Bonomo also mentions that Time Warner and Cablevision may “claim” that they have fiber optics, “but if you look at the end to end service from origination point directly to the customers’ door, it’s not 100 percent for either one of those companies. They’ll have a segment of fiber optics in their network,” but they do not bring fiber optics directly into the home. “We have 100 percent fiber coming directly to your home, which means that your Internet connection is faster and provides you with greater bandwidth. It means that your TV signal is clearer, crisper, and provides a better picture.”
According to Patrick MacElroy, a spokesman for Cablevision Systems, “Our network is fiber rich, as well. We run fiber to what’s called a node, and then we use coaxial cable to deliver service into the house or into the apartment.” MacElroy also points out that “in the select areas where FiOS is available, they utilize fiber to the side of the house and coaxial cable into the home, the same hybrid fiber-coax[ial] blend used by Cablevision.”
According to Grippo, Verizon will run fiber into a master control box in the home, and then run coaxial cable from the control box to the various cable boxes within the home.

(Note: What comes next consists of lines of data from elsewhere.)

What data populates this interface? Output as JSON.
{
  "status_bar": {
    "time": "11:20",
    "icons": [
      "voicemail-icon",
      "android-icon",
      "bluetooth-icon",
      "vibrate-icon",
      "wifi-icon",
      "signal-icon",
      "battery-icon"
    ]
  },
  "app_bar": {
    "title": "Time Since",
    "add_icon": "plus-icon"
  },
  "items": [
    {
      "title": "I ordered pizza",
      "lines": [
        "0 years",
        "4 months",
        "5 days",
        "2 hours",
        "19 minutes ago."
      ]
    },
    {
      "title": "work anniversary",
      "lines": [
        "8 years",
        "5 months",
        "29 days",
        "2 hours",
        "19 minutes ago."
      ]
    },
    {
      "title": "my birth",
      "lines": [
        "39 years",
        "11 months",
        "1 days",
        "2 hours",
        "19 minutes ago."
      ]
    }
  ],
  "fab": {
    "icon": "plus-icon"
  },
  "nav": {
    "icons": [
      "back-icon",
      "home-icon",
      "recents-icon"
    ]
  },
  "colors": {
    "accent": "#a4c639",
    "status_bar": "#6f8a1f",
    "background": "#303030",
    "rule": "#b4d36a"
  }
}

This extension of the fiber optic cable into the home supposedly “will give higher capacity…In the long run, on that system. [It] will have the ability to potentially offer higher download speeds, combined with potentially more HD content—the things that really eat up bandwidth.”
“I used to be a Cablevision customer,” says Bonomo. “I used to pay, just for my cable TV service and this goes back around three years ago, about $80 a month…Now, virtually any cable TV company [in the country] is offering three services—TV, Internet, and voice” for around $90–$99 dollars a month. “The bottom line is people are getting all three services for somewhere in the neighborhood of $95-$99 dollars a month.” Bonomo credits competition in the marketplace for a reduced price of this “triple play” service, and hypothesizes that without competition, and in particularly the entrance of Verizon into the marketplace (outside of New York City) the price for all three services would be much, much higher.
Obviously, Verizon has a long way to go before its infrastructure is set up and the whole city is wired. Considering the speed at which technology has evolved in recent years, it’s difficult to say what 2014 holds for cable technology in the city. But with the FCC ruling, the city’s solicitation for a citywide cable provider, and Verizon’s bid for a five-borough franchise; it is certainly exciting to see how new competition in a long-monopolized industry will pan out, especially for customers.
According to the MultiChannel News website, a report by Sanford Bernstein cable and satellite analyst, Craig Moffett, noted that contrary to predictions, cable providers are not lowering their prices to compete with telecommunications companies like Verizon, but rather, raising them. In November 2007, Verizon announced that prices for the FiOS bundle service of voice, video and data service would rise 11.6 percent in 2008. In turn, Time Warner and Cablevision Systems were also raising their rates in 2008.
“There’s no guarantee that prices will go down. There’s no guarantee that companies will change their practices and be more willing to negotiate deals,” says Grippo. “It’s just typically that’s what you would see, and you hope that competition will do that in New York City.”
In the mean time, customers will have to wait and see how the new telecommunications competition will affect cable pricing.
Brendan J. Flaherty is an associate editor withThe Cooperator.